AIM OF THE EXERCISE =>
Go through the listing below and list every line with "Demo".

○ ○ ○

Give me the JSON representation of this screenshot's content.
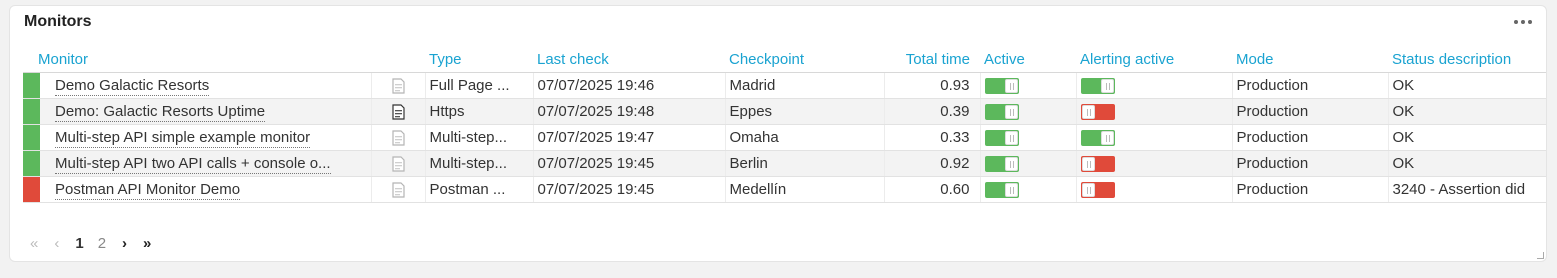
{
  "widget": {
    "title": "Monitors"
  },
  "columns": {
    "monitor": "Monitor",
    "type": "Type",
    "last_check": "Last check",
    "checkpoint": "Checkpoint",
    "total_time": "Total time",
    "active": "Active",
    "alerting_active": "Alerting active",
    "mode": "Mode",
    "status_description": "Status description"
  },
  "rows": [
    {
      "status_color": "#5cb85c",
      "name": "Demo Galactic Resorts",
      "doc_icon": "document-icon-light",
      "type": "Full Page ...",
      "last_check": "07/07/2025 19:46",
      "checkpoint": "Madrid",
      "total_time": "0.93",
      "active": true,
      "alerting_active": true,
      "mode": "Production",
      "status_description": "OK"
    },
    {
      "status_color": "#5cb85c",
      "name": "Demo: Galactic Resorts Uptime",
      "doc_icon": "document-icon-dark",
      "type": "Https",
      "last_check": "07/07/2025 19:48",
      "checkpoint": "Eppes",
      "total_time": "0.39",
      "active": true,
      "alerting_active": false,
      "mode": "Production",
      "status_description": "OK"
    },
    {
      "status_color": "#5cb85c",
      "name": "Multi-step API simple example monitor",
      "doc_icon": "document-icon-light",
      "type": "Multi-step...",
      "last_check": "07/07/2025 19:47",
      "checkpoint": "Omaha",
      "total_time": "0.33",
      "active": true,
      "alerting_active": true,
      "mode": "Production",
      "status_description": "OK"
    },
    {
      "status_color": "#5cb85c",
      "name": "Multi-step API two API calls + console o...",
      "doc_icon": "document-icon-light",
      "type": "Multi-step...",
      "last_check": "07/07/2025 19:45",
      "checkpoint": "Berlin",
      "total_time": "0.92",
      "active": true,
      "alerting_active": false,
      "mode": "Production",
      "status_description": "OK"
    },
    {
      "status_color": "#e04a3a",
      "name": "Postman API Monitor Demo",
      "doc_icon": "document-icon-light",
      "type": "Postman ...",
      "last_check": "07/07/2025 19:45",
      "checkpoint": "Medellín",
      "total_time": "0.60",
      "active": true,
      "alerting_active": false,
      "mode": "Production",
      "status_description": "3240 - Assertion did"
    }
  ],
  "pager": {
    "first": "«",
    "prev": "‹",
    "pages": [
      "1",
      "2"
    ],
    "current": "1",
    "next": "›",
    "last": "»"
  }
}
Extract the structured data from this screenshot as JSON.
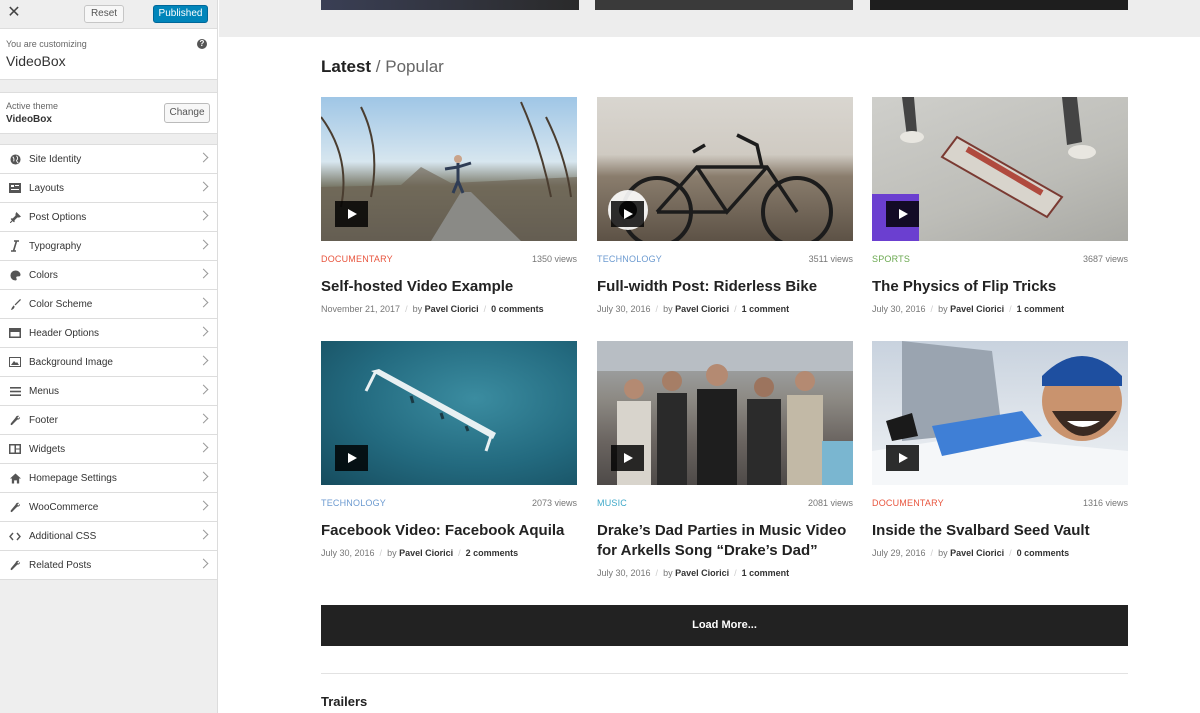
{
  "sidebar": {
    "reset_label": "Reset",
    "published_label": "Published",
    "customizing_label": "You are customizing",
    "site_name": "VideoBox",
    "active_theme_label": "Active theme",
    "theme_name": "VideoBox",
    "change_label": "Change",
    "items": [
      {
        "label": "Site Identity",
        "icon": "globe-icon"
      },
      {
        "label": "Layouts",
        "icon": "layout-icon"
      },
      {
        "label": "Post Options",
        "icon": "pin-icon"
      },
      {
        "label": "Typography",
        "icon": "italic-icon"
      },
      {
        "label": "Colors",
        "icon": "palette-icon"
      },
      {
        "label": "Color Scheme",
        "icon": "brush-icon"
      },
      {
        "label": "Header Options",
        "icon": "header-icon"
      },
      {
        "label": "Background Image",
        "icon": "image-icon"
      },
      {
        "label": "Menus",
        "icon": "menu-icon"
      },
      {
        "label": "Footer",
        "icon": "wrench-icon"
      },
      {
        "label": "Widgets",
        "icon": "widgets-icon"
      },
      {
        "label": "Homepage Settings",
        "icon": "home-icon"
      },
      {
        "label": "WooCommerce",
        "icon": "wrench-icon"
      },
      {
        "label": "Additional CSS",
        "icon": "code-icon"
      },
      {
        "label": "Related Posts",
        "icon": "wrench-icon"
      }
    ]
  },
  "main": {
    "section_strong": "Latest",
    "section_sep": " / ",
    "section_light": "Popular",
    "colors": {
      "documentary": "#e8553e",
      "technology": "#6c9ad0",
      "sports": "#6aa84f",
      "music": "#3ea8c8"
    },
    "posts": [
      {
        "category": "DOCUMENTARY",
        "views": "1350 views",
        "title": "Self-hosted Video Example",
        "date": "November 21, 2017",
        "by": "by",
        "author": "Pavel Ciorici",
        "comments": "0 comments"
      },
      {
        "category": "TECHNOLOGY",
        "views": "3511 views",
        "title": "Full-width Post: Riderless Bike",
        "date": "July 30, 2016",
        "by": "by",
        "author": "Pavel Ciorici",
        "comments": "1 comment"
      },
      {
        "category": "SPORTS",
        "views": "3687 views",
        "title": "The Physics of Flip Tricks",
        "date": "July 30, 2016",
        "by": "by",
        "author": "Pavel Ciorici",
        "comments": "1 comment"
      },
      {
        "category": "TECHNOLOGY",
        "views": "2073 views",
        "title": "Facebook Video: Facebook Aquila",
        "date": "July 30, 2016",
        "by": "by",
        "author": "Pavel Ciorici",
        "comments": "2 comments"
      },
      {
        "category": "MUSIC",
        "views": "2081 views",
        "title": "Drake’s Dad Parties in Music Video for Arkells Song “Drake’s Dad”",
        "date": "July 30, 2016",
        "by": "by",
        "author": "Pavel Ciorici",
        "comments": "1 comment"
      },
      {
        "category": "DOCUMENTARY",
        "views": "1316 views",
        "title": "Inside the Svalbard Seed Vault",
        "date": "July 29, 2016",
        "by": "by",
        "author": "Pavel Ciorici",
        "comments": "0 comments"
      }
    ],
    "load_more_label": "Load More...",
    "trailers_label": "Trailers"
  }
}
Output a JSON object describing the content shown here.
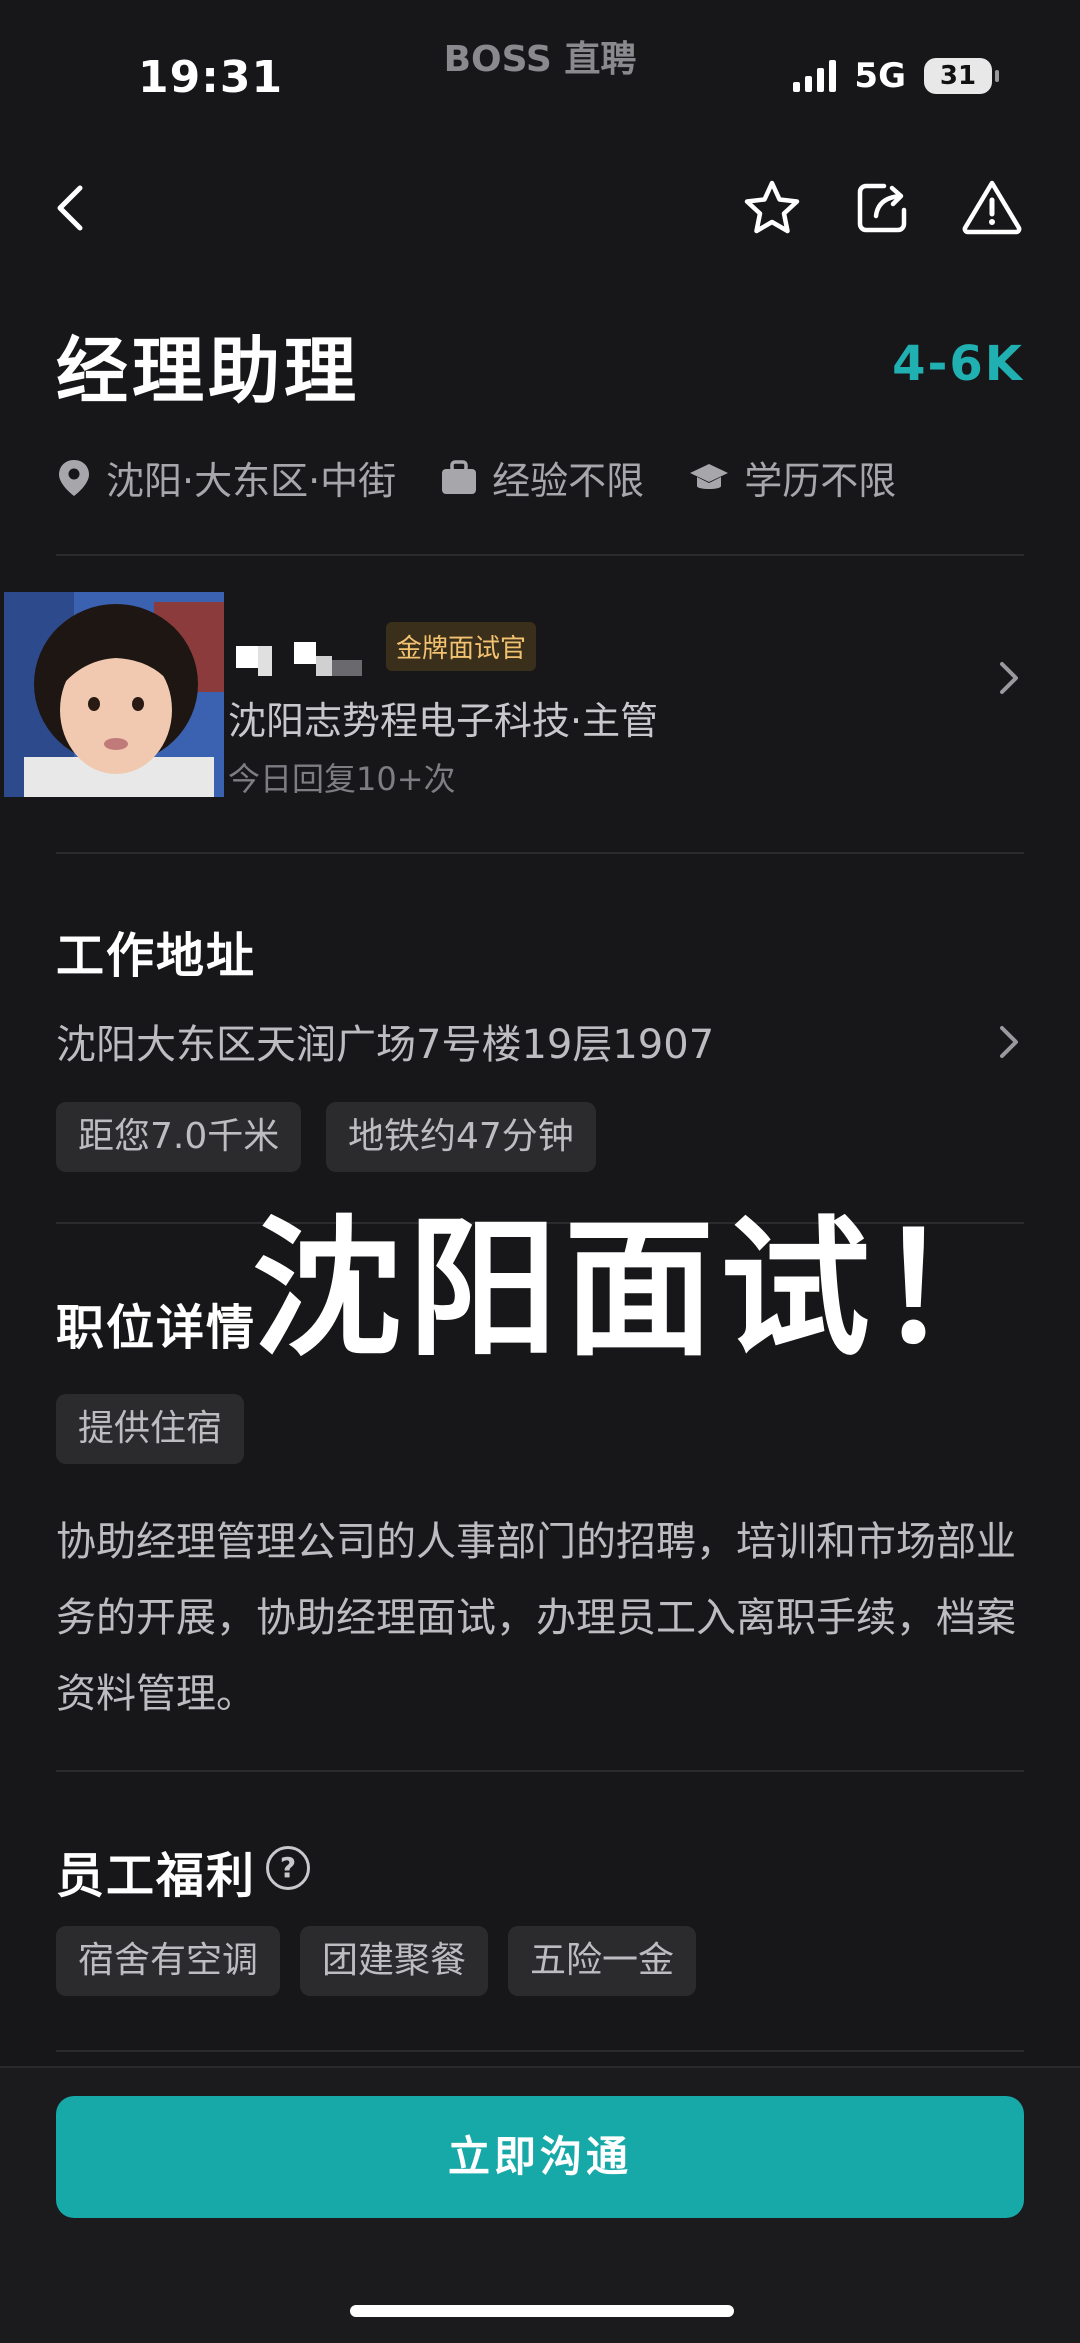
{
  "status": {
    "time": "19:31",
    "app_label": "BOSS 直聘",
    "network": "5G",
    "battery": "31"
  },
  "nav": {
    "back": "back-icon",
    "favorite": "star-icon",
    "share": "share-icon",
    "report": "warning-icon"
  },
  "job": {
    "title": "经理助理",
    "salary": "4-6K",
    "location": "沈阳·大东区·中街",
    "experience": "经验不限",
    "education": "学历不限"
  },
  "recruiter": {
    "badge": "金牌面试官",
    "company": "沈阳志势程电子科技·主管",
    "reply": "今日回复10+次"
  },
  "work_address": {
    "title": "工作地址",
    "address": "沈阳大东区天润广场7号楼19层1907",
    "tags": [
      "距您7.0千米",
      "地铁约47分钟"
    ]
  },
  "overlay_text": "沈阳面试！",
  "job_detail": {
    "title": "职位详情",
    "tags": [
      "提供住宿"
    ],
    "description": "协助经理管理公司的人事部门的招聘，培训和市场部业务的开展，协助经理面试，办理员工入离职手续，档案资料管理。"
  },
  "benefits": {
    "title": "员工福利",
    "help_icon": "?",
    "tags": [
      "宿舍有空调",
      "团建聚餐",
      "五险一金"
    ]
  },
  "cta": "立即沟通",
  "colors": {
    "accent": "#20b0b2",
    "button": "#17a8a8",
    "background": "#171719"
  }
}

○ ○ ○

EXERCISE SOLUTION =>
      "name": "Demo Galactic Resorts",
      "name": "Demo: Galactic Resorts Uptime",
      "name": "Postman API Monitor Demo",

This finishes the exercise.